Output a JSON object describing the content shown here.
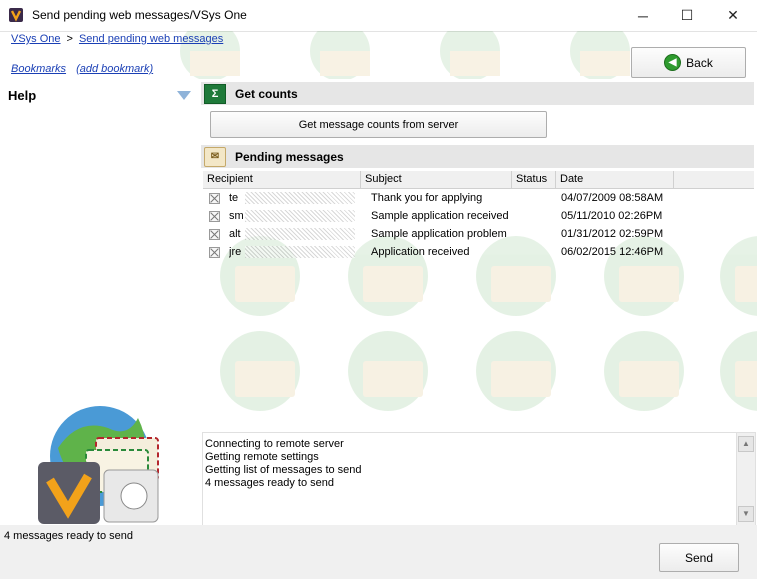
{
  "window": {
    "title": "Send pending web messages/VSys One",
    "controls": {
      "minimize": "─",
      "maximize": "☐",
      "close": "✕"
    }
  },
  "breadcrumb": {
    "items": [
      "VSys One",
      "Send pending web messages"
    ],
    "separator": ">"
  },
  "bookmarks": {
    "label": "Bookmarks",
    "add_label": "(add bookmark)"
  },
  "toolbar": {
    "back_label": "Back"
  },
  "help": {
    "label": "Help"
  },
  "get_counts": {
    "header": "Get counts",
    "button_label": "Get message counts from server"
  },
  "pending": {
    "header": "Pending messages",
    "columns": [
      "Recipient",
      "Subject",
      "Status",
      "Date"
    ],
    "rows": [
      {
        "recipient_prefix": "te",
        "subject": "Thank you for applying",
        "status": "",
        "date": "04/07/2009 08:58AM"
      },
      {
        "recipient_prefix": "sm",
        "subject": "Sample application received",
        "status": "",
        "date": "05/11/2010 02:26PM"
      },
      {
        "recipient_prefix": "alt",
        "subject": "Sample application problem",
        "status": "",
        "date": "01/31/2012 02:59PM"
      },
      {
        "recipient_prefix": "jre",
        "subject": "Application received",
        "status": "",
        "date": "06/02/2015 12:46PM"
      }
    ]
  },
  "log": {
    "lines": [
      "Connecting to remote server",
      "Getting remote settings",
      "Getting list of messages to send",
      "4 messages ready to send"
    ]
  },
  "status_bar": {
    "text": "4 messages ready to send"
  },
  "footer": {
    "send_label": "Send"
  },
  "colors": {
    "link": "#1a3fb5",
    "section_header_bg": "#e6e6e6",
    "back_icon": "#2e9b2e",
    "excel_icon": "#1f7a3a"
  }
}
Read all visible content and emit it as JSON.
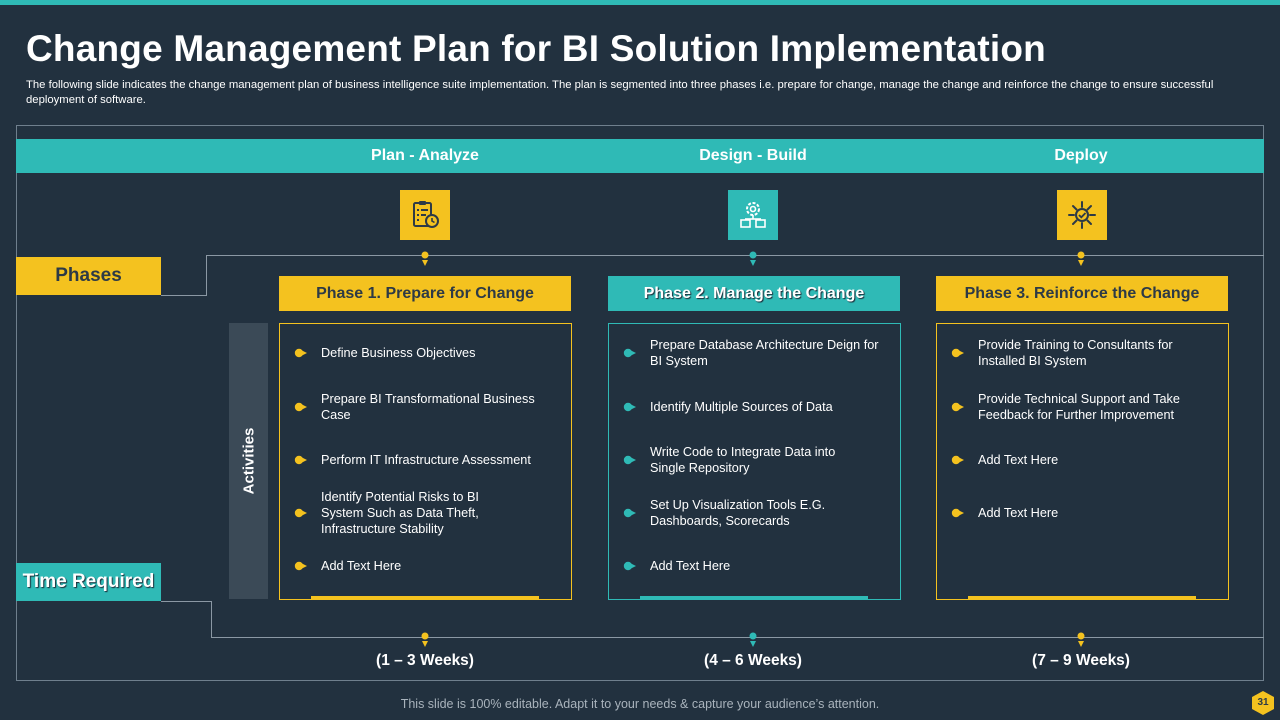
{
  "title": "Change Management Plan for BI Solution Implementation",
  "subtitle": "The following slide indicates the change management plan of business intelligence suite implementation. The plan is segmented into three phases i.e. prepare for change, manage the change and reinforce the change to ensure successful deployment of software.",
  "stages": [
    "Plan - Analyze",
    "Design - Build",
    "Deploy"
  ],
  "icons": [
    "clipboard-checklist-icon",
    "gear-network-icon",
    "gear-check-icon"
  ],
  "row_labels": {
    "phases": "Phases",
    "time_required": "Time Required",
    "activities": "Activities"
  },
  "phases": [
    {
      "name": "Phase 1. Prepare for Change",
      "activities": [
        "Define Business Objectives",
        "Prepare BI Transformational Business Case",
        "Perform IT Infrastructure Assessment",
        "Identify Potential Risks to BI System Such as Data Theft, Infrastructure Stability",
        "Add Text Here"
      ],
      "time": "(1 – 3 Weeks)"
    },
    {
      "name": "Phase 2. Manage the Change",
      "activities": [
        "Prepare Database Architecture Deign for BI System",
        "Identify Multiple Sources of Data",
        "Write Code to Integrate Data into Single Repository",
        "Set Up Visualization Tools E.G. Dashboards, Scorecards",
        "Add Text Here"
      ],
      "time": "(4 – 6 Weeks)"
    },
    {
      "name": "Phase 3. Reinforce the Change",
      "activities": [
        "Provide Training to Consultants for Installed BI System",
        "Provide Technical Support and Take Feedback for Further Improvement",
        "Add Text Here",
        "Add Text Here"
      ],
      "time": "(7 – 9 Weeks)"
    }
  ],
  "footer": "This slide is 100% editable. Adapt it to your needs & capture your audience’s attention.",
  "page_number": "31",
  "colors": {
    "background": "#22313f",
    "accent_yellow": "#f4c21f",
    "accent_teal": "#2fbab6",
    "panel": "#3b4a57"
  }
}
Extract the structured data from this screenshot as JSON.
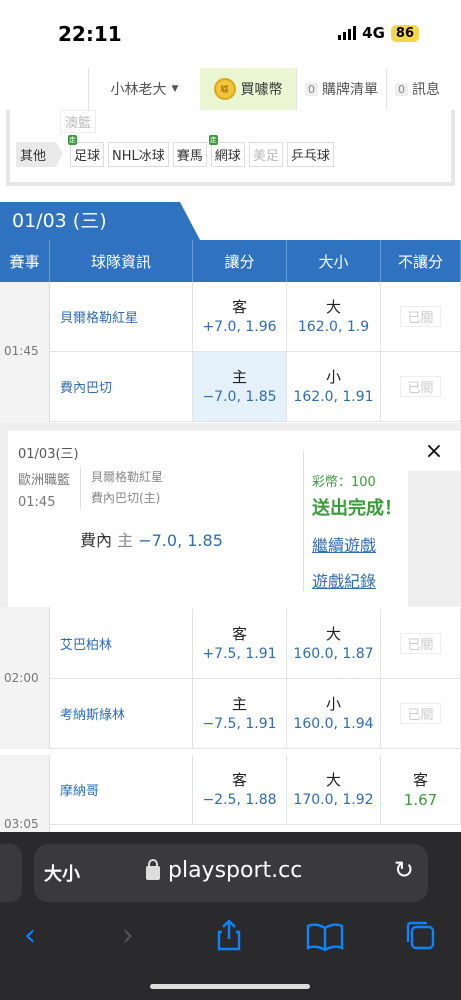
{
  "status": {
    "time": "22:11",
    "network": "4G",
    "battery": "86"
  },
  "nav": {
    "user": "小林老大",
    "buy": "買噱幣",
    "cart_count": "0",
    "cart": "購牌清單",
    "msg_count": "0",
    "msg": "訊息"
  },
  "sports": {
    "prev": "澳籃",
    "other": "其他",
    "items": [
      "足球",
      "NHL冰球",
      "賽馬",
      "網球",
      "美足",
      "乒乓球"
    ],
    "live": "走"
  },
  "date": "01/03 (三)",
  "headers": [
    "賽事",
    "球隊資訊",
    "讓分",
    "大小",
    "不讓分"
  ],
  "closed": "已關",
  "games": [
    {
      "time": "01:45",
      "rows": [
        {
          "team": "貝爾格勒紅星",
          "spread_side": "客",
          "spread": "+7.0, 1.96",
          "total_side": "大",
          "total": "162.0, 1.9"
        },
        {
          "team": "費內巴切",
          "spread_side": "主",
          "spread": "−7.0, 1.85",
          "total_side": "小",
          "total": "162.0, 1.91"
        }
      ]
    },
    {
      "time": "02:00",
      "rows": [
        {
          "team": "艾巴柏林",
          "spread_side": "客",
          "spread": "+7.5, 1.91",
          "total_side": "大",
          "total": "160.0, 1.87"
        },
        {
          "team": "考納斯綠林",
          "spread_side": "主",
          "spread": "−7.5, 1.91",
          "total_side": "小",
          "total": "160.0, 1.94"
        }
      ]
    },
    {
      "time": "03:05",
      "rows": [
        {
          "team": "摩納哥",
          "spread_side": "客",
          "spread": "−2.5, 1.88",
          "total_side": "大",
          "total": "170.0, 1.92",
          "ml_side": "客",
          "ml": "1.67"
        }
      ]
    }
  ],
  "confirm": {
    "date": "01/03(三)",
    "league": "歐洲職籃",
    "time": "01:45",
    "team_away": "貝爾格勒紅星",
    "team_home": "費內巴切(主)",
    "pick_team": "費內",
    "pick_side": "主",
    "pick_value": "−7.0, 1.85",
    "coins": "彩幣：100",
    "done": "送出完成！",
    "continue": "繼續遊戲",
    "history": "遊戲紀錄",
    "close": "×"
  },
  "browser": {
    "aa": "大小",
    "host": "playsport.cc"
  }
}
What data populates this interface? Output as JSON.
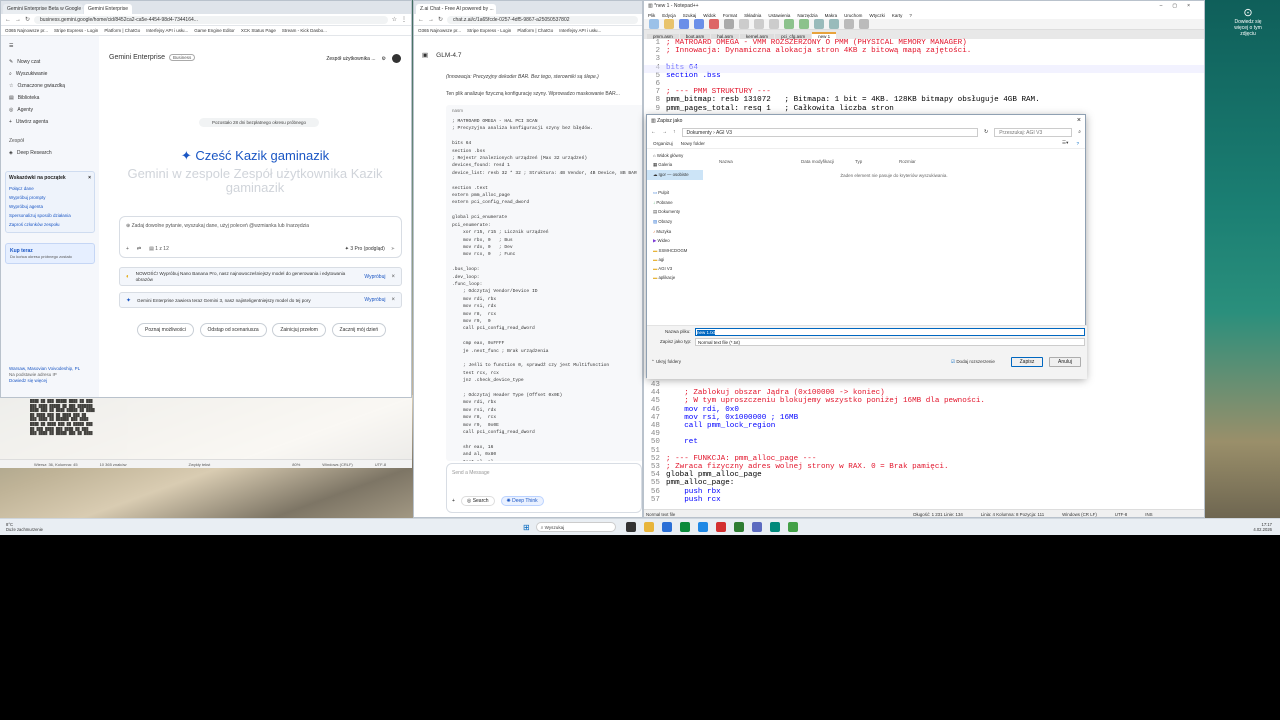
{
  "gemini": {
    "tabs": [
      "Gemini Enterprise Beta w Google C...",
      "Gemini Enterprise"
    ],
    "url": "business.gemini.google/home/cid/8452ca2-ca5e-4454-98d4-7344164...",
    "bookmarks": [
      "O365 Najnowsze pr...",
      "Stripe Express - Login",
      "Platform | ChatGo",
      "Interfejsy API i usłu...",
      "Game Engine Editor",
      "XCK Status Page",
      "Stream - Kick Dasbo..."
    ],
    "brand": "Gemini Enterprise",
    "badge": "Business",
    "team": "Zespół użytkownika ...",
    "nav": [
      "Nowy czat",
      "Wyszukiwanie",
      "Oznaczone gwiazdką",
      "Biblioteka",
      "Agenty",
      "Utwórz agenta"
    ],
    "section_label": "Zespół",
    "deep_research": "Deep Research",
    "start_title": "Wskazówki na początek",
    "start_items": [
      "Połącz dane",
      "Wypróbuj prompty",
      "Wypróbuj agenta",
      "Spersonalizuj sposób działania",
      "Zaproś członków zespołu"
    ],
    "buy_title": "Kup teraz",
    "buy_sub": "Do końca okresu próbnego zostało",
    "trial_notice": "Pozostało 28 dni bezpłatnego okresu próbnego",
    "greeting": "Cześć Kazik gaminazik",
    "welcome": "Gemini w zespole Zespół użytkownika Kazik gaminazik",
    "input_placeholder": "Zadaj dowolne pytanie, wyszukaj dane, użyj poleceń @wzmianka lub /narzędzia",
    "pager": "1 z 12",
    "model": "3 Pro (podgląd)",
    "notices": [
      {
        "text": "NOWOŚĆ! Wypróbuj Nano Banana Pro, nasz najnowocześniejszy model do generowania i edytowania obrazów",
        "action": "Wypróbuj"
      },
      {
        "text": "Gemini Enterprise zawiera teraz Gemini 3, nasz najinteligentniejszy model do tej pory",
        "action": "Wypróbuj"
      }
    ],
    "chips": [
      "Poznaj możliwości",
      "Odstąp od scenariusza",
      "Zainicjuj przełom",
      "Zacznij mój dzień"
    ],
    "location": "Warsaw, Masovian Voivodeship, PL",
    "location_sub": "Na podstawie adresu IP",
    "location_link": "Dowiedz się więcej"
  },
  "zai": {
    "tab": "Z.ai Chat - Free AI powered by ...",
    "url": "chat.z.ai/c/1a65fcde-0257-4df5-9867-a25050537802",
    "bookmarks": [
      "O365 Najnowsze pr...",
      "Stripe Express - Login",
      "Platform | ChatGo",
      "Interfejsy API i usłu..."
    ],
    "model": "GLM-4.7",
    "intro_italic": "(Innowacja: Precyzyjny dekoder BAR. Bez tego, sterowniki są ślepe.)",
    "intro": "Ten plik analizuje fizyczną konfigurację szyny. Wprowadzo maskowanie BAR...",
    "code_lang": "nasm",
    "code": "; MATROARD OMEGA - HAL PCI SCAN\n; Precyzyjna analiza konfiguracji szyny bez błędów.\n\nbits 64\nsection .bss\n; Rejestr znalezionych urządzeń (Max 32 urządzeń)\ndevices_found: resd 1\ndevice_list: resb 32 * 32 ; Struktura: 4B Vendor, 4B Device, 8B BAR\n\nsection .text\nextern pmm_alloc_page\nextern pci_config_read_dword\n\nglobal pci_enumerate\npci_enumerate:\n    xor r15, r15 ; Licznik urządzeń\n    mov rbx, 0   ; Bus\n    mov rdx, 0   ; Dev\n    mov rcx, 0   ; Func\n\n.bus_loop:\n.dev_loop:\n.func_loop:\n    ; Odczytaj Vendor/Device ID\n    mov rdi, rbx\n    mov rsi, rdx\n    mov r8,  rcx\n    mov r9,  0\n    call pci_config_read_dword\n\n    cmp eax, 0xFFFF\n    je .next_func ; Brak urządzenia\n\n    ; Jeśli to function 0, sprawdź czy jest Multifunction\n    test rcx, rcx\n    jnz .check_device_type\n\n    ; Odczytaj Header Type (Offset 0x0E)\n    mov rdi, rbx\n    mov rsi, rdx\n    mov r8,  rcx\n    mov r9,  0x0E\n    call pci_config_read_dword\n\n    shr eax, 16\n    and al, 0x80\n    test al, al",
    "send_placeholder": "Send a Message",
    "search_label": "Search",
    "deep_label": "Deep Think"
  },
  "notepad": {
    "title": "*new 1 - Notepad++",
    "menu": [
      "Plik",
      "Edycja",
      "Szukaj",
      "Widok",
      "Format",
      "Składnia",
      "Ustawienia",
      "Narzędzia",
      "Makra",
      "Uruchom",
      "Wtyczki",
      "Karty",
      "?"
    ],
    "tabs": [
      "pmm.asm",
      "boot.asm",
      "hal.asm",
      "kernel.asm",
      "pci_cfg.asm",
      "new 1"
    ],
    "lines_top": [
      {
        "n": "1",
        "t": "; MATROARD OMEGA - VMM ROZSZERZONY O PMM (PHYSICAL MEMORY MANAGER)",
        "c": "#e2142b"
      },
      {
        "n": "2",
        "t": "; Innowacja: Dynamiczna alokacja stron 4KB z bitową mapą zajętości.",
        "c": "#e2142b"
      },
      {
        "n": "3",
        "t": "",
        "c": "#000"
      },
      {
        "n": "4",
        "t": "bits 64",
        "c": "#0000ff"
      },
      {
        "n": "5",
        "t": "section .bss",
        "c": "#0000ff"
      },
      {
        "n": "6",
        "t": "",
        "c": "#000"
      },
      {
        "n": "7",
        "t": "; --- PMM STRUKTURY ---",
        "c": "#e2142b"
      },
      {
        "n": "8",
        "t": "pmm_bitmap: resb 131072   ; Bitmapa: 1 bit = 4KB. 128KB bitmapy obsługuje 4GB RAM.",
        "c": "#000"
      },
      {
        "n": "9",
        "t": "pmm_pages_total: resq 1   ; Całkowita liczba stron",
        "c": "#000"
      }
    ],
    "lines_bottom": [
      {
        "n": "43",
        "t": "",
        "c": "#000"
      },
      {
        "n": "44",
        "t": "    ; Zablokuj obszar Jądra (0x100000 -> koniec)",
        "c": "#e2142b"
      },
      {
        "n": "45",
        "t": "    ; W tym uproszczeniu blokujemy wszystko poniżej 16MB dla pewności.",
        "c": "#e2142b"
      },
      {
        "n": "46",
        "t": "    mov rdi, 0x0",
        "c": "#0000ff"
      },
      {
        "n": "47",
        "t": "    mov rsi, 0x1000000 ; 16MB",
        "c": "#0000ff"
      },
      {
        "n": "48",
        "t": "    call pmm_lock_region",
        "c": "#0000ff"
      },
      {
        "n": "49",
        "t": "",
        "c": "#000"
      },
      {
        "n": "50",
        "t": "    ret",
        "c": "#0000ff"
      },
      {
        "n": "51",
        "t": "",
        "c": "#000"
      },
      {
        "n": "52",
        "t": "; --- FUNKCJA: pmm_alloc_page ---",
        "c": "#e2142b"
      },
      {
        "n": "53",
        "t": "; Zwraca fizyczny adres wolnej strony w RAX. 0 = Brak pamięci.",
        "c": "#e2142b"
      },
      {
        "n": "54",
        "t": "global pmm_alloc_page",
        "c": "#000"
      },
      {
        "n": "55",
        "t": "pmm_alloc_page:",
        "c": "#000"
      },
      {
        "n": "56",
        "t": "    push rbx",
        "c": "#0000ff"
      },
      {
        "n": "57",
        "t": "    push rcx",
        "c": "#0000ff"
      }
    ],
    "status": {
      "type": "Normal text file",
      "length": "Długość: 1 231   Linie: 134",
      "pos": "Linia: 4   Kolumna: 8   Pozycja: 111",
      "eol": "Windows (CR LF)",
      "enc": "UTF-8",
      "ins": "INS"
    }
  },
  "save_dialog": {
    "title": "Zapisz jako",
    "breadcrumb": "Dokumenty  ›  AGI V3",
    "search": "Przeszukaj: AGI V3",
    "organize": "Organizuj",
    "new_folder": "Nowy folder",
    "columns": [
      "Nazwa",
      "Data modyfikacji",
      "Typ",
      "Rozmiar"
    ],
    "empty": "Żaden element nie pasuje do kryteriów wyszukiwania.",
    "tree": [
      "Widok główny",
      "Galeria",
      "Igor — osobiste",
      "Pulpit",
      "Pobrane",
      "Dokumenty",
      "Obrazy",
      "Muzyka",
      "Wideo",
      "SSMHCDOGM",
      "agi",
      "AGI V3",
      "aplikacje"
    ],
    "filename_label": "Nazwa pliku:",
    "filename": "new 1.txt",
    "type_label": "Zapisz jako typ:",
    "type_value": "Normal text file (*.txt)",
    "hide_folders": "Ukryj foldery",
    "append_ext": "Dodaj rozszerzenie",
    "save": "Zapisz",
    "cancel": "Anuluj"
  },
  "explorer_bg": {
    "status": [
      "Wiersz: 36, Kolumna: 45",
      "10 365 znaków",
      "Zwykły tekst",
      "80%",
      "Windows (CRLF)",
      "UTF-8"
    ]
  },
  "taskbar": {
    "weather": "8°C",
    "weather_sub": "Duże zachmurzenie",
    "search": "Wyszukaj",
    "time": "17:17",
    "date": "4.02.2026"
  },
  "desktop": {
    "notice": "Dowiedz się więcej o tym zdjęciu"
  }
}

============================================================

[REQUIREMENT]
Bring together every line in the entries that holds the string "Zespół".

[RESPONSE BOX]
    "team": "Zespół użytkownika ...",
    "section_label": "Zespół",
    "welcome": "Gemini w zespole Zespół użytkownika Kazik gaminazik",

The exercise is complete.